Understanding the many different economic indicators may seem like a difficult task for most novice or intermediate investors. However, once you have a rather general understanding about what the indicators mean, using the data to make trade decisions on your personal investment portfolio will quickly become second nature.
The main economic indicators that will help an investor in making long-term investment decisions are the following:
Leading indicators are statistics that will eventually lead to economic turning points. An investor will take an interest in such indicators in order to determine whether they want to enter into positions, stay invested, or take defensive measures to protect against an expected future turn-around.
Indicators like building permits or average hours worked per week are both leading indicators and tell investors whether the future remains bright for the economy. Builders will only apply for permits, for example, if they have pre-sold enough homes that not applying could result in lost sales or the risk of losing their trades (workforce). Average hours worked per week are another good indicator because people will only be working overtime if the future demand remains strong; when average hours worked decrease, it is a good sign that things are slowing down.
Coincident indicators tend to mirror the economic and business activity of the day. Unemployment is one such indicator; as people are out of work, they are applying for unemployment benefits.
Lagging indicators help to confirm or refute potential discrepancies in leading and coincident indicators. For example, an increase in building permits may mean nothing if the Consumer Price Index (a lagging indicator) remains flat or is negative. (However, waiting on lagging indicators could result in opportunity losses and investors taking a passive, observer’s role in the investment community).

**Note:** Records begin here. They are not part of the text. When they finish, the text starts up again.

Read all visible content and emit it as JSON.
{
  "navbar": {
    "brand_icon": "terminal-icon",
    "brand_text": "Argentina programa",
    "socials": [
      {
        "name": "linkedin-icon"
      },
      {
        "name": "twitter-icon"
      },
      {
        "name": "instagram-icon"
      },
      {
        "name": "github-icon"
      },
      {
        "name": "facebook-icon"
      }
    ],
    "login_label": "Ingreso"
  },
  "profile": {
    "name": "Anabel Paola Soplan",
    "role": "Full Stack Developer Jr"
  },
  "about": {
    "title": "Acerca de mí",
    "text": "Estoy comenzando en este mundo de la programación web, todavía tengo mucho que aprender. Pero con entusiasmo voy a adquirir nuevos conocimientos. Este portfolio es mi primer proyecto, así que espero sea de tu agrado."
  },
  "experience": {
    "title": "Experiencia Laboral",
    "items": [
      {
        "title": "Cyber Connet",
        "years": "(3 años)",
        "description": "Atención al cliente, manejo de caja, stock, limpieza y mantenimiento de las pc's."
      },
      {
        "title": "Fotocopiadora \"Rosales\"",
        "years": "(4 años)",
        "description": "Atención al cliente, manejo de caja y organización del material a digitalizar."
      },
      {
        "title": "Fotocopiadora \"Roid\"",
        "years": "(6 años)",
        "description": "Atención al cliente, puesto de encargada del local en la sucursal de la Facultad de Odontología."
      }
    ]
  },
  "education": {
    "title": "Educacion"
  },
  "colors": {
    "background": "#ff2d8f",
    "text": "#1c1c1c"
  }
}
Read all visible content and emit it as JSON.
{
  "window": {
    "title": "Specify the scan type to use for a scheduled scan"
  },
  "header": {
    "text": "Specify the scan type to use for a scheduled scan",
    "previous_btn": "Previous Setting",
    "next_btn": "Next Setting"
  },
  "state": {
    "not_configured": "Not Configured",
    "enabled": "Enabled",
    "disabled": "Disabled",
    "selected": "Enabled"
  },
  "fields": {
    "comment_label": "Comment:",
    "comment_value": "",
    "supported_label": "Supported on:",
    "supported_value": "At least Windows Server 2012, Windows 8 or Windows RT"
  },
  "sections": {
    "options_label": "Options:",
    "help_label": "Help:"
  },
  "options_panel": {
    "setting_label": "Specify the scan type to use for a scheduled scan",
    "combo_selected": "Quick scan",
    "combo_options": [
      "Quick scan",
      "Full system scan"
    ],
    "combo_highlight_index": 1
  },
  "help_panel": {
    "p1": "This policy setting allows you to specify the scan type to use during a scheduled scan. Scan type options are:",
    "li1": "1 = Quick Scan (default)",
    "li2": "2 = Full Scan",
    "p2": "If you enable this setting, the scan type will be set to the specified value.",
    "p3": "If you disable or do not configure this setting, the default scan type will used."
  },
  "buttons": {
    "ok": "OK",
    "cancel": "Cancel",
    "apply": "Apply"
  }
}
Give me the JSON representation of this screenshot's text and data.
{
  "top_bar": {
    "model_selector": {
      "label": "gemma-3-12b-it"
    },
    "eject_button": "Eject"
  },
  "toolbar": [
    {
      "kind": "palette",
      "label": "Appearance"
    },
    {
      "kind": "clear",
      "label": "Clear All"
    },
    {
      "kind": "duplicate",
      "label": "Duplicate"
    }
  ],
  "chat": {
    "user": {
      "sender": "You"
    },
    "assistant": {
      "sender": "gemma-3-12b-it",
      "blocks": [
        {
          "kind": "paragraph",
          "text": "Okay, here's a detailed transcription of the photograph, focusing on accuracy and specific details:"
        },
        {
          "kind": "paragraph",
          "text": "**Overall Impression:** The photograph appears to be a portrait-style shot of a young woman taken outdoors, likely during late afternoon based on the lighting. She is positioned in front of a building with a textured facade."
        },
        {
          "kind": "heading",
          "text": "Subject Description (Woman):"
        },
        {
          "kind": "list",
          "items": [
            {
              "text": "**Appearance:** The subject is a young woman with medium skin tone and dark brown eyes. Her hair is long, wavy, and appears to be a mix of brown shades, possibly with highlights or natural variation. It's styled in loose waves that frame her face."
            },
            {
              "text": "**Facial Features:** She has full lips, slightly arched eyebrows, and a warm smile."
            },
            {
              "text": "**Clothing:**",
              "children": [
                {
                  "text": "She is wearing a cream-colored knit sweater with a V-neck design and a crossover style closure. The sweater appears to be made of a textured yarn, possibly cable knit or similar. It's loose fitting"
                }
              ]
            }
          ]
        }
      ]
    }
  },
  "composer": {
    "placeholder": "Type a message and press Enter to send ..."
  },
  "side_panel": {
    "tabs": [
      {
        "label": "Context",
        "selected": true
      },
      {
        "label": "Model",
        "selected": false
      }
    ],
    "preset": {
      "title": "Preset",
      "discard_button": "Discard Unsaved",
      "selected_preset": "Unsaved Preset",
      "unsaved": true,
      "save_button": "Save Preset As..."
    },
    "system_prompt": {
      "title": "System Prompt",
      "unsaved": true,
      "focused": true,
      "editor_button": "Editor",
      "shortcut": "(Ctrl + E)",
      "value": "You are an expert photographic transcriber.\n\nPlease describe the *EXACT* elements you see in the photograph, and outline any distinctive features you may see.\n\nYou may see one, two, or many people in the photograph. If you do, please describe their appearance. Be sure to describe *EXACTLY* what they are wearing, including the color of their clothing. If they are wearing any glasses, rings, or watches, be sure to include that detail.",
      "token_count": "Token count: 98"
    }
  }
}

Knowing how to use each indicator is not an easy task, especially since particular stocks or market sectors will not be impacted by positive or negative news that impacts that particular sector. This happens for a variety of reasons, especially systemic reasons which means that the economy as a whole, or even the business cycle, will be discounted to the market’s “emotion,” which normally means the “emotion” in the market. This typically shows up as volatility.

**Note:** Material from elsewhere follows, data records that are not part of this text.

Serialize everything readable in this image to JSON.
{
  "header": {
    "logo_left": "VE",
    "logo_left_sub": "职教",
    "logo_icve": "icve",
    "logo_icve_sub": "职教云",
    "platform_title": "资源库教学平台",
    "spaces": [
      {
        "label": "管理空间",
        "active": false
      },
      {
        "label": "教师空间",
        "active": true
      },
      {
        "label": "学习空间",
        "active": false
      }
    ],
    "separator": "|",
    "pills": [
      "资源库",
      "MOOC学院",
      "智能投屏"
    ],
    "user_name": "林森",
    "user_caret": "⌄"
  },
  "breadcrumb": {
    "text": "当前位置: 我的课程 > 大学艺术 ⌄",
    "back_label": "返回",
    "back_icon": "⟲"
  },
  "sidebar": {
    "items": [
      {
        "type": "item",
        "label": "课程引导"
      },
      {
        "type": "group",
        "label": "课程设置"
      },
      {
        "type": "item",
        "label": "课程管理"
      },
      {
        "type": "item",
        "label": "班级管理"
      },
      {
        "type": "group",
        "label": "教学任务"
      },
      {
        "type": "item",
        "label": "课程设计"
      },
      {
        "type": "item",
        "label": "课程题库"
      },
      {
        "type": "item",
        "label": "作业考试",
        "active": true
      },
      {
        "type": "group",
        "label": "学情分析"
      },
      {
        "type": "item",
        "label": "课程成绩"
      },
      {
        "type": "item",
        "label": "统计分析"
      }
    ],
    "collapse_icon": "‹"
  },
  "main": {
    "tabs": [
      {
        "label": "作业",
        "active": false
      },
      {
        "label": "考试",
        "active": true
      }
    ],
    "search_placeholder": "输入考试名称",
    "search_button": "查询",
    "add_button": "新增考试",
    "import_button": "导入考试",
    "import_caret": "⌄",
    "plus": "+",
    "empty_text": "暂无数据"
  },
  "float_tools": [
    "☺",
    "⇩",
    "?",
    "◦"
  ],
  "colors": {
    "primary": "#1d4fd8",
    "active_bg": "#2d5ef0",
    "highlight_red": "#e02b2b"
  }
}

Over the long term, however, the daily economic data will give clear indications as to the direction of the economy as a whole and where we are in the business cycle. Maintaining tabs on these indicators therefore makes it easier for investors to not only stay in tune with the trends of the overall economy and business cycle but can help in driving an investor’s optimistic or cautious view of the market in the long-term.